In August, the company reported a 21% jump in Q2 revenue, to a record $1.47 billion. Earnings per share minus items rose 48% to $4.17. Analysts polled by Zachs called for $3.18.
For Q3, analysts polled by Zachs are calling for EPS of $3.79, up 21% from the year-earlier quarter.
Eylea Now, Dupixent Soon
Eylea continues to drive financials, and its Q2 sales beat Wall Street views. Tenthoff says U.S. sales could end the year up 10%, at $3.65 billion. He sees Eylea’s U.S. sales rising 5.5% in 2018, to $3.85 billion.
Eylea is sold by both Regeneron and its partner on the drug, German drug giant Bayer (BAYRY). Regeneron has exclusive rights to U.S. sales of Eylea. Bayer has exclusive marketing rights outside the U.S. The companies share equally in the profits from sales of Eylea, except in Japan where Regeneron receives a royalty on net sales.
But while Eylea is the present, many industry observers say Dupixent is the future. It is being sold to treat atopic dermatitis in the U.S., after gaining FDA approval in March.
Now, Regeneron seeks EU approval for this treatment – but its hopes for the drug go much further.
“(Dupixent) has potential in a number of other diseases,” said Weinreich.

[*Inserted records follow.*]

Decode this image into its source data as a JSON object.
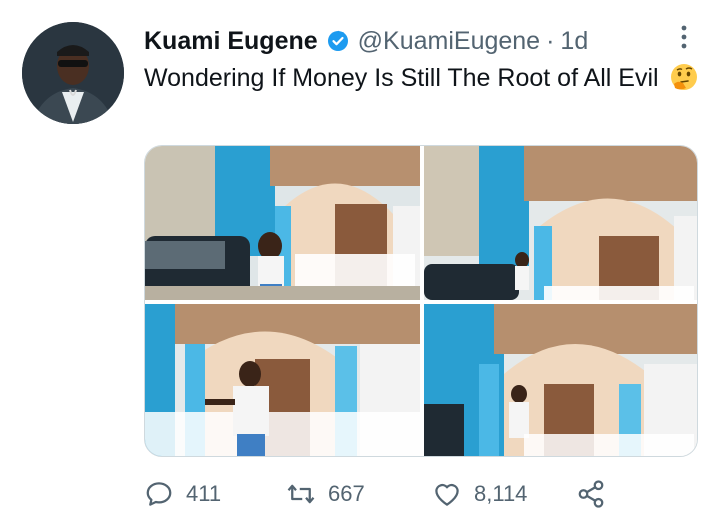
{
  "tweet": {
    "author_name": "Kuami Eugene",
    "handle": "@KuamiEugene",
    "separator": "·",
    "time": "1d",
    "text": "Wondering If Money Is Still The Root of All Evil",
    "emoji": "🤔",
    "verified": true,
    "accent_color": "#1d9bf0"
  },
  "actions": {
    "replies": "411",
    "retweets": "667",
    "likes": "8,114"
  },
  "icons": {
    "reply": "reply-icon",
    "retweet": "retweet-icon",
    "like": "heart-icon",
    "share": "share-icon",
    "more": "more-icon",
    "verified": "verified-badge-icon"
  }
}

It could be used to treat asthma, nasal polyps, multiple allergies (including peanut allergies), esophageal inflammation and more.
“This drug could very well be a pipeline unto itself,” Weinreich said.
Regeneron is conducting Phase 3 trials of Dupixent to treat asthma and could seek FDA approval next year.
“Dupixent could be as big as, if not bigger, than Eylea,” said analyst Tenthoff, who rates Regeneron stock overweight, or buy.
Just as a treatment for asthma alone, annual global sales “could be $5 billion,” he said.
If Dupixent does well in the asthma study, it could be “one of the most notable new drugs” this year, Amy Brown, of research firm Evaluate Pharma, wrote in an August report.
Others, though, temper their enthusiasm.
“Dupixent is a big drug … but people have come to overvalue it,” said Brian Skorney, an analyst at Baird Equity Research. Skorney downgraded Regeneron to underperform from neutral in August.
Kevzara Targets Arthritis
Regeneron has other potential drug hits. This year, the FDA approved its drug Kevzara for treating rheumatoid arthritis. RA affects 1.3 million Americans, according to the Arthritis Foundation and American College of Rheumatology.
Another Regeneron drug, Praulent, is used to treat high levels of bad cholesterol. But Amgen has sued, saying the drug violates patents for Amgen’s competing drug, Repatha. For a time, an injunction prevented Regeneron from selling Praulent. But the injunction was stayed. A ruling on the lawsuit could come soon.
Skorney says that “if Praulent were pulled from market, that would still be a surprise to Wall Street.”
Tenthoff is not worried, saying the lawsuit’s risks are already baked into Regeneron’s stock price.
The views and opinions expressed herein are the views and opinions of the author and do not necessarily reflect those of Nasdaq, Inc.